Such securing has always worked very well, so why does it no longer work well in all situations?
The clear answer is: our standardised means of transport are limited in width and thus are often too narrow for the loads that have grown in size. If, for example, a column such as the one shown above is placed on a flat rack or a truck, it often looks like this:
From this perspective, it looks quite alright. However, seen from a different perspective, it is evident that these “C-loops” do not work well:
The red loop does not secure the cargo against movement to the left because in order to do so, both ends of the belt would have to be pulled in the same direction (see above illustration of the column secured in the vessel). As this sketch shows, however, the right end of the belt is directed to the right side (as seen from the attachment point of the lashing) and thus loses its retention force.
This becomes even clearer with an extra-wide case (here is an example of a case on a flat rack); only one belt is considered here for the sake of clarity:
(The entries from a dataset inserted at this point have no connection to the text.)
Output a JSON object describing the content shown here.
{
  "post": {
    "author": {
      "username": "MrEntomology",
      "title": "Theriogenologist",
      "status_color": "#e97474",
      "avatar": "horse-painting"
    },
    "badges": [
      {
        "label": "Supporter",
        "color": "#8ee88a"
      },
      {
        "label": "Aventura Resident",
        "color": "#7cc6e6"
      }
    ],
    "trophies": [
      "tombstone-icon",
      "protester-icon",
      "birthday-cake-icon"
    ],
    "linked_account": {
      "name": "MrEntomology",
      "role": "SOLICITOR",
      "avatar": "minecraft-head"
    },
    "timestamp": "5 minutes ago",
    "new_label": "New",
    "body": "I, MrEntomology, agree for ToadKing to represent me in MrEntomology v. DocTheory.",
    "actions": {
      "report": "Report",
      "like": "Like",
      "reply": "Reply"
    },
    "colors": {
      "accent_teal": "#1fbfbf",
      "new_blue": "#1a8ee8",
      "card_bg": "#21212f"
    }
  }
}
The excess width of the cargo compared to the load carrier is evident.
The green belt is actually intended to prevent the case from sliding to the left.
In order for the case to be able to slide to the left, the belt has to make more room available on the left-hand side.
But where is this additional room supposed to come from?
At the beginning of the sliding phase, the belt frees up the necessary room on the right side due to the excess width.
This means that on the right side, the required slack forms in the belt which is needed on the other side to provide more room for the case.
It is not until the cargo is flush with the edge of the load carrier on the right that the belt starts to work on the left side.
However, at this point, the cargo has already reached a speed that can no longer be stopped by the belt.
(We have to keep in mind that cargo securing can only hold a load in position, it cannot stop a load already in motion).
Therefore, it is only now that the belt enters the stretching phase. The belt will fail…
… which will ultimately result in cargo damage.
In many cases, the cargo of other parties and/or the load carrier also sustain damage as a result of inadequate cargo securing.
The result then looks like this:
Calculations have even shown that a pair of C-loops is only as effective as a single tie-down lashing in the case of cargo with excessive width and is also less cost-effective.Single tie-down lashing:
Single tie-down lashing:
TF = 500.00 kg
µ = 0.3
α = 30°
LC = 1.8 TF µ sin(α)
LC = 135.00 kg
TF = 500.00 kg
µ = 0.3
α1 = 30° and α2 = 1.6°
LC = 2 TF µ (sin(α1) + 0.8* sin(α2))
LC = 157.00 kg
* mathematically, the factor should be lower because of even more deflection angles
We must therefore conclude that C-loops are no more effective than a single tie-down lashing in the case of excessively wide loads.
Reference is also made here to the CTU Code, which clearly shows that such cargo securing is not advisable:
If the cargo has a smaller width than the load carrier, C-loops have a completely different effect and can be used very effectively as direct cargo-securing, just like for Hornblower’s cannons.
Source: Battermann & Tillery Group, independent specialized surveyors worldwide